Exercise input START

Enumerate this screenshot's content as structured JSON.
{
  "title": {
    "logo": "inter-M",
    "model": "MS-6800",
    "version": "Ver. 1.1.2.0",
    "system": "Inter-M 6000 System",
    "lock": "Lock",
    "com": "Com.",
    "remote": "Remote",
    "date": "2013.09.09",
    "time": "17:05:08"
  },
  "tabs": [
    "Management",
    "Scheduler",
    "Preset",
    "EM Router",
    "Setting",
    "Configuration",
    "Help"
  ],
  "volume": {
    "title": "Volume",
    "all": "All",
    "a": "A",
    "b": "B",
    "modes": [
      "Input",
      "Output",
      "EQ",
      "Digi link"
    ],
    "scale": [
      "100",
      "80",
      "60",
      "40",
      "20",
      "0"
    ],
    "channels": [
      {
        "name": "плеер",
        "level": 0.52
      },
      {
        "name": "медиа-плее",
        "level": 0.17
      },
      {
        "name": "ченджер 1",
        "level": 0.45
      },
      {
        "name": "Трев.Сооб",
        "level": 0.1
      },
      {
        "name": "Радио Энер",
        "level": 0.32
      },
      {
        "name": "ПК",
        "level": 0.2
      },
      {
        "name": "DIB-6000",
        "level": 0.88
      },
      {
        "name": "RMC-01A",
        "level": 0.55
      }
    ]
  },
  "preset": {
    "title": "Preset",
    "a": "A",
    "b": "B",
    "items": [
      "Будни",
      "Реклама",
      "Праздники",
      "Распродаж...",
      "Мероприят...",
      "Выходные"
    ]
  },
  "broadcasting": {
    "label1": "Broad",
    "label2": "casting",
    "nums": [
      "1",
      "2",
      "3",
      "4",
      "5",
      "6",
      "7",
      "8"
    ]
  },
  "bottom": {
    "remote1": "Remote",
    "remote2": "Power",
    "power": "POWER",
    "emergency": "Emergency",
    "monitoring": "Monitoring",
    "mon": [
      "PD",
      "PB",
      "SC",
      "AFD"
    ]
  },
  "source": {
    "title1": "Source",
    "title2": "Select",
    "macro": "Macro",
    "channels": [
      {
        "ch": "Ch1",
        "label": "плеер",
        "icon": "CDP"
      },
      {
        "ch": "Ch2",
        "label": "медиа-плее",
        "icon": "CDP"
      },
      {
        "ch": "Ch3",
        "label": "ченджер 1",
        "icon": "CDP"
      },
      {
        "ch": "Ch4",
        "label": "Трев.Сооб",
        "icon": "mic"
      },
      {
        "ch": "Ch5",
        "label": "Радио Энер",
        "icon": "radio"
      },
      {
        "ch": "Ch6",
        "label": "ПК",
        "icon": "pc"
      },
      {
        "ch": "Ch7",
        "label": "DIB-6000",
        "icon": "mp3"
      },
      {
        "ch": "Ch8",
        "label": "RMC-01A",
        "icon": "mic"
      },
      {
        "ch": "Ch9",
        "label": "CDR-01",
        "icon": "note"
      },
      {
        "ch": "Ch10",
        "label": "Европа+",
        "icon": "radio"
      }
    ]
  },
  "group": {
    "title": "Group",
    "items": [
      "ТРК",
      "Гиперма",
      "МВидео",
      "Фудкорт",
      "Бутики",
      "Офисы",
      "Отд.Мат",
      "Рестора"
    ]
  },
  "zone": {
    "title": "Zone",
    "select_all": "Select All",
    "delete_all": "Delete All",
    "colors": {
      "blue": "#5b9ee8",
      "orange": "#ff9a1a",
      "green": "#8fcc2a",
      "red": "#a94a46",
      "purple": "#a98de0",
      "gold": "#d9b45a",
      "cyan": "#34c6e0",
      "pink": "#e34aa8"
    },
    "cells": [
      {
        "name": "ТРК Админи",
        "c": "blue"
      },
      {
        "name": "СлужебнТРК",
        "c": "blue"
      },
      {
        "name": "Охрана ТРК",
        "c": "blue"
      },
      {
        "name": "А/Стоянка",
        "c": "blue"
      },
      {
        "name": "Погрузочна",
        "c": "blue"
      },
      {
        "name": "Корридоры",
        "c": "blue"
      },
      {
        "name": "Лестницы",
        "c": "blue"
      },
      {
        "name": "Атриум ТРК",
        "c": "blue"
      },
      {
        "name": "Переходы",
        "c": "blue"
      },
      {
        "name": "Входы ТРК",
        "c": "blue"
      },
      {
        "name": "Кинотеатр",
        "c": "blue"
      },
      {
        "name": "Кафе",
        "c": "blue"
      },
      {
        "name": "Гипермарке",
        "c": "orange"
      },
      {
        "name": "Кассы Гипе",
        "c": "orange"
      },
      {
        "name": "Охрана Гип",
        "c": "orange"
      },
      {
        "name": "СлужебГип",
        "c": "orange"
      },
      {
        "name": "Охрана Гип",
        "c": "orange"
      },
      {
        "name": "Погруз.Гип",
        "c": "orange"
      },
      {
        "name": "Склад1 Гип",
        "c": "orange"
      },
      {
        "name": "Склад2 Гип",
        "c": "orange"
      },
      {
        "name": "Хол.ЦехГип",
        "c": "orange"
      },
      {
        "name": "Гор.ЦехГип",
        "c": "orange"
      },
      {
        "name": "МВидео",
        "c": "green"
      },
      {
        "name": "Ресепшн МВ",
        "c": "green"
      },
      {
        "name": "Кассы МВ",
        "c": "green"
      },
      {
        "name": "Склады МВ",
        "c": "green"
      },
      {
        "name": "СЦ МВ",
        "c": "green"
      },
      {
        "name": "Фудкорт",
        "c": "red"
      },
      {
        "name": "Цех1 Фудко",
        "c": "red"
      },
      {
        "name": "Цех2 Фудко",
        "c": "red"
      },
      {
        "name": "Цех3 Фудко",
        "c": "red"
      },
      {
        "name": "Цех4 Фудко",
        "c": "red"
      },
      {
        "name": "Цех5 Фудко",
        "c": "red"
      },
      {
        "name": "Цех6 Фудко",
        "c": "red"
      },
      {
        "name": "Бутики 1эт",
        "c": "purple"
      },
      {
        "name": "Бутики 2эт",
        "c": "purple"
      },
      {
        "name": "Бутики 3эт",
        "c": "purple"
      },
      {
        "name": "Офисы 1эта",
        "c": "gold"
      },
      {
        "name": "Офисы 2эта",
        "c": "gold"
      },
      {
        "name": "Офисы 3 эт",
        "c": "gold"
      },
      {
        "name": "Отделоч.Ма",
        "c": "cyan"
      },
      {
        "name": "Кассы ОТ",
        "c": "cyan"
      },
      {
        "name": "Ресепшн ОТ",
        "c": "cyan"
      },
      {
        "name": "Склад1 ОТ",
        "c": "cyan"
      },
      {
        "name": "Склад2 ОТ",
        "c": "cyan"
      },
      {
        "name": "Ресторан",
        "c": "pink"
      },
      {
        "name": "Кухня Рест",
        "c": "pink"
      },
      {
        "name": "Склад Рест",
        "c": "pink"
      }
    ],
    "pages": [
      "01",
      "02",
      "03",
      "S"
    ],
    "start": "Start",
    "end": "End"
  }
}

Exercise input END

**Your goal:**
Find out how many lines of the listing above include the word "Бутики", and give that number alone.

**Result for this task:**
4